Give the data again in full, with every character unchanged.

Component data from apps and pages

********

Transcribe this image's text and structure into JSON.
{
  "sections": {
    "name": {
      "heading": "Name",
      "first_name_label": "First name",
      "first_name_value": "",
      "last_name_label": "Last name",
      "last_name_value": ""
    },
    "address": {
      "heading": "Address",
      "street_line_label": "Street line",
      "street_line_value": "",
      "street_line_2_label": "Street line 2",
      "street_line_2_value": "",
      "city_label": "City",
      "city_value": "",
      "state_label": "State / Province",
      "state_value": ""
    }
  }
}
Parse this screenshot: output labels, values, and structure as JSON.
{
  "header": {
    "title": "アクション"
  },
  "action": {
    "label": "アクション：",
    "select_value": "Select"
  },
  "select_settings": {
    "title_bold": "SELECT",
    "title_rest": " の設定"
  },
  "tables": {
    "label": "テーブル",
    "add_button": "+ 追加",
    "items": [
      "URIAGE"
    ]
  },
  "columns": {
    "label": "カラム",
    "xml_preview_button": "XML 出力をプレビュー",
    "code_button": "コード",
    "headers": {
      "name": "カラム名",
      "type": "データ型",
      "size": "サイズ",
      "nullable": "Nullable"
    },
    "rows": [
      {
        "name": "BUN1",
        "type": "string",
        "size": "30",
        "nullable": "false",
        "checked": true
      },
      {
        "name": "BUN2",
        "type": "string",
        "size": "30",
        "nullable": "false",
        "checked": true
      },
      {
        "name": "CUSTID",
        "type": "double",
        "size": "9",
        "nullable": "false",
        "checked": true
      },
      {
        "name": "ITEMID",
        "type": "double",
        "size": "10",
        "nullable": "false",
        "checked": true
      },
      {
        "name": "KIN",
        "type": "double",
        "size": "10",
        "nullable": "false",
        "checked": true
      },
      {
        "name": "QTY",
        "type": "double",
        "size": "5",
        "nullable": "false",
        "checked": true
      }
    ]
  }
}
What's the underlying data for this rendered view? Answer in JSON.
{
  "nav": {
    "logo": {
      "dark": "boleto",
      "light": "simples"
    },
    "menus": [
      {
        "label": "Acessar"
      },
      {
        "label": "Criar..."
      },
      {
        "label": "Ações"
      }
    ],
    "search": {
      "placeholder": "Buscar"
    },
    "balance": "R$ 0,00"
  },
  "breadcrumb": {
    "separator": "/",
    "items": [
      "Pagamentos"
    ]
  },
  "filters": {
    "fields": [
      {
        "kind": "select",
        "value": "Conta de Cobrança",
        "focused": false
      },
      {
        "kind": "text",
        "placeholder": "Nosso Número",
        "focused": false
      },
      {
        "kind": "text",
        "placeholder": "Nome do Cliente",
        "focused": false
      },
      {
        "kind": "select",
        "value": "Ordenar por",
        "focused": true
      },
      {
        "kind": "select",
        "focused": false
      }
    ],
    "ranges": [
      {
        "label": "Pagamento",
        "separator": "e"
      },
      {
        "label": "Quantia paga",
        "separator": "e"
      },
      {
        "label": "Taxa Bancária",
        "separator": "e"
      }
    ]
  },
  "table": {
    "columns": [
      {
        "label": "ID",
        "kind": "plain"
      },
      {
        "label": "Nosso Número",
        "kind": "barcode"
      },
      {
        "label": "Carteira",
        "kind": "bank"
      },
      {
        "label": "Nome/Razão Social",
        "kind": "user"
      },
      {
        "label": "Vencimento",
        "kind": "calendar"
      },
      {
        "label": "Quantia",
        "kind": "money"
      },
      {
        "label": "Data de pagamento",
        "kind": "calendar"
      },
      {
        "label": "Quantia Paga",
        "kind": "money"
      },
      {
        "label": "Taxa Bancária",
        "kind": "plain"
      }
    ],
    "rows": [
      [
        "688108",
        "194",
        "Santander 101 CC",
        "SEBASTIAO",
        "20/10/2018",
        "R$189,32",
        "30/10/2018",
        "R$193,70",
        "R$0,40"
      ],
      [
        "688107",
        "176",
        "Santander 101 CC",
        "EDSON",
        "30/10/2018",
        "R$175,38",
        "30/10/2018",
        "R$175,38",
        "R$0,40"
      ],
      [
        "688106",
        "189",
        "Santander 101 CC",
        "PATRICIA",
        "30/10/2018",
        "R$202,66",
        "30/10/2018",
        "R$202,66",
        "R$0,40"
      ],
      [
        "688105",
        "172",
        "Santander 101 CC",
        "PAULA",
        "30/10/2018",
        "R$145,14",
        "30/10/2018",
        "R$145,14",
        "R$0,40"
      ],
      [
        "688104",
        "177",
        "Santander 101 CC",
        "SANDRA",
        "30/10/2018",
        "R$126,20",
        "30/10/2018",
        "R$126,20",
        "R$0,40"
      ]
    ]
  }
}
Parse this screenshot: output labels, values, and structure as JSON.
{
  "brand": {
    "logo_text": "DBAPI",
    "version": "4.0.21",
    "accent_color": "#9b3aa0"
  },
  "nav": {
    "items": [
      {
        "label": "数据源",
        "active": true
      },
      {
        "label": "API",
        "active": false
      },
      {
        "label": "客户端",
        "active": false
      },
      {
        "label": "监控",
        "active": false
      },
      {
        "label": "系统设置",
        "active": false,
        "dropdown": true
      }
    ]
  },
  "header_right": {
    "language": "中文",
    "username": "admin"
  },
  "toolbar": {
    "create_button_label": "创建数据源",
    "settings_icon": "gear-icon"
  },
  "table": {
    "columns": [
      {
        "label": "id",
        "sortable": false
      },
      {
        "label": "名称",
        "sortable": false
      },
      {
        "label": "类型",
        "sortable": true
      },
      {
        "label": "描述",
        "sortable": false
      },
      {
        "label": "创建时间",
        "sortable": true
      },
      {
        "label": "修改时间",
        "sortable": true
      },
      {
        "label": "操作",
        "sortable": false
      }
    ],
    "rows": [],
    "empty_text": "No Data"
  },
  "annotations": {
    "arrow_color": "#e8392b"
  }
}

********

ANSWER BOX:
Transcribe this image's text and structure into JSON.
{
  "sections": {
    "name": {
      "heading": "Name",
      "first_name_label": "First name",
      "first_name_value": "",
      "last_name_label": "Last name",
      "last_name_value": ""
    },
    "address": {
      "heading": "Address",
      "street_line_label": "Street line",
      "street_line_value": "",
      "street_line_2_label": "Street line 2",
      "street_line_2_value": "",
      "city_label": "City",
      "city_value": "",
      "state_label": "State / Province",
      "state_value": ""
    }
  }
}
Parse this screenshot: output labels, values, and structure as JSON.
{
  "header": {
    "title": "アクション"
  },
  "action": {
    "label": "アクション：",
    "select_value": "Select"
  },
  "select_settings": {
    "title_bold": "SELECT",
    "title_rest": " の設定"
  },
  "tables": {
    "label": "テーブル",
    "add_button": "+ 追加",
    "items": [
      "URIAGE"
    ]
  },
  "columns": {
    "label": "カラム",
    "xml_preview_button": "XML 出力をプレビュー",
    "code_button": "コード",
    "headers": {
      "name": "カラム名",
      "type": "データ型",
      "size": "サイズ",
      "nullable": "Nullable"
    },
    "rows": [
      {
        "name": "BUN1",
        "type": "string",
        "size": "30",
        "nullable": "false",
        "checked": true
      },
      {
        "name": "BUN2",
        "type": "string",
        "size": "30",
        "nullable": "false",
        "checked": true
      },
      {
        "name": "CUSTID",
        "type": "double",
        "size": "9",
        "nullable": "false",
        "checked": true
      },
      {
        "name": "ITEMID",
        "type": "double",
        "size": "10",
        "nullable": "false",
        "checked": true
      },
      {
        "name": "KIN",
        "type": "double",
        "size": "10",
        "nullable": "false",
        "checked": true
      },
      {
        "name": "QTY",
        "type": "double",
        "size": "5",
        "nullable": "false",
        "checked": true
      }
    ]
  }
}
What's the underlying data for this rendered view? Answer in JSON.
{
  "nav": {
    "logo": {
      "dark": "boleto",
      "light": "simples"
    },
    "menus": [
      {
        "label": "Acessar"
      },
      {
        "label": "Criar..."
      },
      {
        "label": "Ações"
      }
    ],
    "search": {
      "placeholder": "Buscar"
    },
    "balance": "R$ 0,00"
  },
  "breadcrumb": {
    "separator": "/",
    "items": [
      "Pagamentos"
    ]
  },
  "filters": {
    "fields": [
      {
        "kind": "select",
        "value": "Conta de Cobrança",
        "focused": false
      },
      {
        "kind": "text",
        "placeholder": "Nosso Número",
        "focused": false
      },
      {
        "kind": "text",
        "placeholder": "Nome do Cliente",
        "focused": false
      },
      {
        "kind": "select",
        "value": "Ordenar por",
        "focused": true
      },
      {
        "kind": "select",
        "focused": false
      }
    ],
    "ranges": [
      {
        "label": "Pagamento",
        "separator": "e"
      },
      {
        "label": "Quantia paga",
        "separator": "e"
      },
      {
        "label": "Taxa Bancária",
        "separator": "e"
      }
    ]
  },
  "table": {
    "columns": [
      {
        "label": "ID",
        "kind": "plain"
      },
      {
        "label": "Nosso Número",
        "kind": "barcode"
      },
      {
        "label": "Carteira",
        "kind": "bank"
      },
      {
        "label": "Nome/Razão Social",
        "kind": "user"
      },
      {
        "label": "Vencimento",
        "kind": "calendar"
      },
      {
        "label": "Quantia",
        "kind": "money"
      },
      {
        "label": "Data de pagamento",
        "kind": "calendar"
      },
      {
        "label": "Quantia Paga",
        "kind": "money"
      },
      {
        "label": "Taxa Bancária",
        "kind": "plain"
      }
    ],
    "rows": [
      [
        "688108",
        "194",
        "Santander 101 CC",
        "SEBASTIAO",
        "20/10/2018",
        "R$189,32",
        "30/10/2018",
        "R$193,70",
        "R$0,40"
      ],
      [
        "688107",
        "176",
        "Santander 101 CC",
        "EDSON",
        "30/10/2018",
        "R$175,38",
        "30/10/2018",
        "R$175,38",
        "R$0,40"
      ],
      [
        "688106",
        "189",
        "Santander 101 CC",
        "PATRICIA",
        "30/10/2018",
        "R$202,66",
        "30/10/2018",
        "R$202,66",
        "R$0,40"
      ],
      [
        "688105",
        "172",
        "Santander 101 CC",
        "PAULA",
        "30/10/2018",
        "R$145,14",
        "30/10/2018",
        "R$145,14",
        "R$0,40"
      ],
      [
        "688104",
        "177",
        "Santander 101 CC",
        "SANDRA",
        "30/10/2018",
        "R$126,20",
        "30/10/2018",
        "R$126,20",
        "R$0,40"
      ]
    ]
  }
}
Parse this screenshot: output labels, values, and structure as JSON.
{
  "brand": {
    "logo_text": "DBAPI",
    "version": "4.0.21",
    "accent_color": "#9b3aa0"
  },
  "nav": {
    "items": [
      {
        "label": "数据源",
        "active": true
      },
      {
        "label": "API",
        "active": false
      },
      {
        "label": "客户端",
        "active": false
      },
      {
        "label": "监控",
        "active": false
      },
      {
        "label": "系统设置",
        "active": false,
        "dropdown": true
      }
    ]
  },
  "header_right": {
    "language": "中文",
    "username": "admin"
  },
  "toolbar": {
    "create_button_label": "创建数据源",
    "settings_icon": "gear-icon"
  },
  "table": {
    "columns": [
      {
        "label": "id",
        "sortable": false
      },
      {
        "label": "名称",
        "sortable": false
      },
      {
        "label": "类型",
        "sortable": true
      },
      {
        "label": "描述",
        "sortable": false
      },
      {
        "label": "创建时间",
        "sortable": true
      },
      {
        "label": "修改时间",
        "sortable": true
      },
      {
        "label": "操作",
        "sortable": false
      }
    ],
    "rows": [],
    "empty_text": "No Data"
  },
  "annotations": {
    "arrow_color": "#e8392b"
  }
}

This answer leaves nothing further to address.